Gilead Dithers While Stock Withers
With the stock market near record highs and investors growing increasingly nervous about the Trump administration, companies that do not have a clear path to higher profits are getting hammered. Several retailers’ stocks got crushed in January after reporting weak holiday sales, and with no solid strategy to reverse their prospects.
The latest example is Gilead Sciences (NasdaqGS: GILD), which released its quarterly results after the market closed on Tuesday only to see its stock drop more than 10% Wednesday. Everyone knows what Gilead’s problem is: sales of its flagship drug for Hepatitis-C are declining, and it doesn’t have a way to makeup up the deficit. Clearly, Gilead has a problem.
The problem isn’t money, since Gilead has $30 billion in the bank. The problem also isn’t a lack of businesses to buy, since there are several small R&D firms in the rapidly growing cancer immunotherapy firms with promising treatments that are close to FDA approval. Gilead could buy a company like Argos Therapeutics (NasdaqGM: ARGS) with spare change. Argos has a market capitalization of only $210 million and has just broken ground on a production facility because it believes its cancer treatment is likely to gain FDA approval later this year.

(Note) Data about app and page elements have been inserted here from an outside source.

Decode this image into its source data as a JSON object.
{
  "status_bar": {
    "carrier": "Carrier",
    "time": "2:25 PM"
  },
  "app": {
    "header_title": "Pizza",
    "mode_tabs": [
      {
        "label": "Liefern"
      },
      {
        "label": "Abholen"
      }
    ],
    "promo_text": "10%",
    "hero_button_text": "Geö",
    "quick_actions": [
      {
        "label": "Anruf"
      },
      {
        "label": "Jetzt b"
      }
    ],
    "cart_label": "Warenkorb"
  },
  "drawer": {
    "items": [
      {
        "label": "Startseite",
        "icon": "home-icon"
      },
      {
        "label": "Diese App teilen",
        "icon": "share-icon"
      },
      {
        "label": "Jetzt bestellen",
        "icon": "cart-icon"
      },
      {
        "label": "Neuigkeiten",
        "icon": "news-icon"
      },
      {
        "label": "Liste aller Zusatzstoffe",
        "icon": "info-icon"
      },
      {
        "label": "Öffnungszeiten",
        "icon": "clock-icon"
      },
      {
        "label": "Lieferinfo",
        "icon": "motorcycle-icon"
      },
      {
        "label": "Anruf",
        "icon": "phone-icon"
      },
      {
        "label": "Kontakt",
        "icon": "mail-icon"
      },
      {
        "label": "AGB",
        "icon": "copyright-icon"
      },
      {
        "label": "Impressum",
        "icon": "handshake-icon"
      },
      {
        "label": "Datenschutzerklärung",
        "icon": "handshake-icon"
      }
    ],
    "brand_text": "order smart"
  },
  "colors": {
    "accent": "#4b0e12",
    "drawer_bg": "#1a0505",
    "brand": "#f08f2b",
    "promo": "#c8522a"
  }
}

But for reasons known only to them, the senior management team at Gilead has failed to act as its share price has dropped in half over the past eighteen months. Its board of directors is also complicit, since it can light a fire under the management team and replace them if need be. Instead, the press release accompanying the Gilead earnings report offered only this meek observation from the company’s CEO: “It makes it challenging for us to grow without an acquisition.”
An acquisition may be cheap for Gilead, but there are no sure things in the cancer immunotherapy business. It’s tough to predict what treatments will turn out to be the most effective, so it’s tough to know how much to pay for companies. But there’s also a cost to inaction, and that’s already cost Gilead shareholders billions of dollars in the value of their stock.
Not long ago, computer chip manufacturer Western Digital hit the skids as its share price dropped from a peak of $114 to a low of $35 in only eighteen months. Its aging product line was no longer capable of generating the income needed to support a high valuation. Sound familiar? Eventually the pain became too great, and Western Digital used its massive piggy bank to buy rival chipmaker SanDisk by what at the time was considered an outrageous premium.
At first analysts balked at the deal, afraid that Western Digital’s management team had panicked and paid whatever price was necessary to get the deal done. But within a few months its share price was on the rise after the company forecast higher revenue and earnings based on the strength of the SanDisk acquisition. Today, Western Digital trades near $80 and is once again considered a leader in the tech sector after being given up for dead only nine months ago.
That lesson should not be lost on Gilead’s management team. As the example of Western Digital proves, so long as you have enough cash then you can buy yourself back into the game. In this case Gilead needs to make a quick, bold move into the cancer immunotherapy field by acquiring one or more R&D firms with a promising product.
In an unforgiving stock market such as this one, the price of procrastination is too high.